The advocates raise several additional arguments against affirmance of the preliminary injunction. They contend that it is overbroad, in that it reaches protected activity and its language reaches individuals and groups not responsible for disruptive conduct. See City Council v. Taxpayers for Vincent, 466 U.S. 789, 798-99, 104 S.Ct. 2118, 2125-26, 80 L.Ed.2d 772 (1983). We have discussed the first of these concerns already. As to the second, the language of the injunction tracks the language of Fed. R.Civ.P. 65(d). Under the rule, an injunction "is binding only upon the parties to the action, their officers, agents, servants, employees, and attorneys, and upon those persons in active concert or participation with them who receive actual notice of the order by personal service or otherwise." Fed.R. Civ.P. 65(d). Given this limit on the order's reach, there is no basis for concern that one who is unaware of the injunction can be found in contempt for violating it, nor that it will have a chilling effect on parties neither before the court not in active cooperation with the advocates. Because the injunction is effective only within these limits, we sustain it.
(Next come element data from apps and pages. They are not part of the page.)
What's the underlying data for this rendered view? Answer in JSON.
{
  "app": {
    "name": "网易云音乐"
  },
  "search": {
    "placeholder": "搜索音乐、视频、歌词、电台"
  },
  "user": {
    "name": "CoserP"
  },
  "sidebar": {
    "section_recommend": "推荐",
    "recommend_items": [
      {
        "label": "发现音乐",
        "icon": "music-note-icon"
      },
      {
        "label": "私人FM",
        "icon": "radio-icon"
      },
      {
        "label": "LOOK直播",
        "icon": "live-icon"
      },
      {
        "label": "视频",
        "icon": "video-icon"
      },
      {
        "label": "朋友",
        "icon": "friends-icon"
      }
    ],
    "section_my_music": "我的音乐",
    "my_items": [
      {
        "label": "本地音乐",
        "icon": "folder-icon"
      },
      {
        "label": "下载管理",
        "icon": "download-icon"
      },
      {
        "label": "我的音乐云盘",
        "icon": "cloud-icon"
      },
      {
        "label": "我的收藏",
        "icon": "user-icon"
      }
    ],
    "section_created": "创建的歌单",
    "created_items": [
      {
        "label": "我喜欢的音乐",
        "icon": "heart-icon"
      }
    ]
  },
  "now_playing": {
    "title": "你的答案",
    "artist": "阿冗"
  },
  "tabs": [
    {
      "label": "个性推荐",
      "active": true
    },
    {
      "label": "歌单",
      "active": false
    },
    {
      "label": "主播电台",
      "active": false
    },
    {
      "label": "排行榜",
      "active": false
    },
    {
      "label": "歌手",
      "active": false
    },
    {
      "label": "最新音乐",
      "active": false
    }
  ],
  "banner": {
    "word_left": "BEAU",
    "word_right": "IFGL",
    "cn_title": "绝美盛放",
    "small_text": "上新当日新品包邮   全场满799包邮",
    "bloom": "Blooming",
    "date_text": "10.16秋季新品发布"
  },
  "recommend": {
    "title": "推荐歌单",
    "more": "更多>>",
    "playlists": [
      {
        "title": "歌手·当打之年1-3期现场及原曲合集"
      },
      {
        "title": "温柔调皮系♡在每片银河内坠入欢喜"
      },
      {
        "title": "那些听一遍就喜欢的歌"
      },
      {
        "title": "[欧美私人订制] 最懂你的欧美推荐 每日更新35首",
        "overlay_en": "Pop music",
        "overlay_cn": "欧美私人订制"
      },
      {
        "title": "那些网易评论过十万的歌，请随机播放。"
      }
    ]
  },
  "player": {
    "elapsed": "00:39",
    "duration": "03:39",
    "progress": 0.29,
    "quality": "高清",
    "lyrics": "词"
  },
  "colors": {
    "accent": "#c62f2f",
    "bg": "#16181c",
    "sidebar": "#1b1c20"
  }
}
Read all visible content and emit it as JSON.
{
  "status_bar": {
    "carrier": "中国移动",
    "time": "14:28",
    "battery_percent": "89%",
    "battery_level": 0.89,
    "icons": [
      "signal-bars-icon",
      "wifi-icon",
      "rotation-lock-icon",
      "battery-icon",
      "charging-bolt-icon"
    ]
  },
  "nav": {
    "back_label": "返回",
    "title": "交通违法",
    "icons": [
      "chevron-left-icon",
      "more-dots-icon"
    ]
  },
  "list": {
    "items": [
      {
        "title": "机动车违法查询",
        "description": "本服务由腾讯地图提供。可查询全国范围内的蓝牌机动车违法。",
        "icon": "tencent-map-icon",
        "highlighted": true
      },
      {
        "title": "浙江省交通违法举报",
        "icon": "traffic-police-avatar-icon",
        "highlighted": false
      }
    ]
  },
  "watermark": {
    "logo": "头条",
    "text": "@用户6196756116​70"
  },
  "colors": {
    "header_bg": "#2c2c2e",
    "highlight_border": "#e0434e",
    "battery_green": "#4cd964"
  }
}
Appellants also challenge the injunction as constitutionally void for vagueness. See Smith v. Goguen, 415 U.S. 566, 94 S.Ct. 1242, 39 L.Ed.2d 605 (1974). However, that doctrine does not affect our decision. The vagueness doctrine is based on due process principles that require fair notice and warning. Id. at 572-73, 94 S.Ct. at 1246-47. It also incorporates a requirement that specificity be sufficient to avoid arbitrary and discriminatory enforcement. Id. The doctrine's goal is to avoid "allow[ing] policemen, prosecutors, and juries to pursue their personal predilection," by requiring legislators to promulgate specific standards in criminal statutes. Id. at 575, 94 S.Ct. at 1248. These concerns arise in a different context here, where enforcement lies entirely in judicial hands. So viewed, the injunction is not unconstitutionally vague, for reasons we have already set forth. Those subject to its strictures have adequate notice of what is required of them, and sufficient assurance of the direction enforcement will take.
The defendants who were found in contempt by the district court for violating the preliminary injunction also appeal their contempt citations. However, their contempt is civil in nature. "The contempt citation[s], being civil in nature and having been issued against a party to the ongoing litigation, are unappealable." Goldblum v. Nat'l Broadcasting Corp., 584 F.2d 904, 906 n. 2 (9th Cir. 1978). Therefore, we do not review the contempt orders.
The preliminary injunction order is AFFIRMED As Modified. Each party shall bear its own costs on appeal.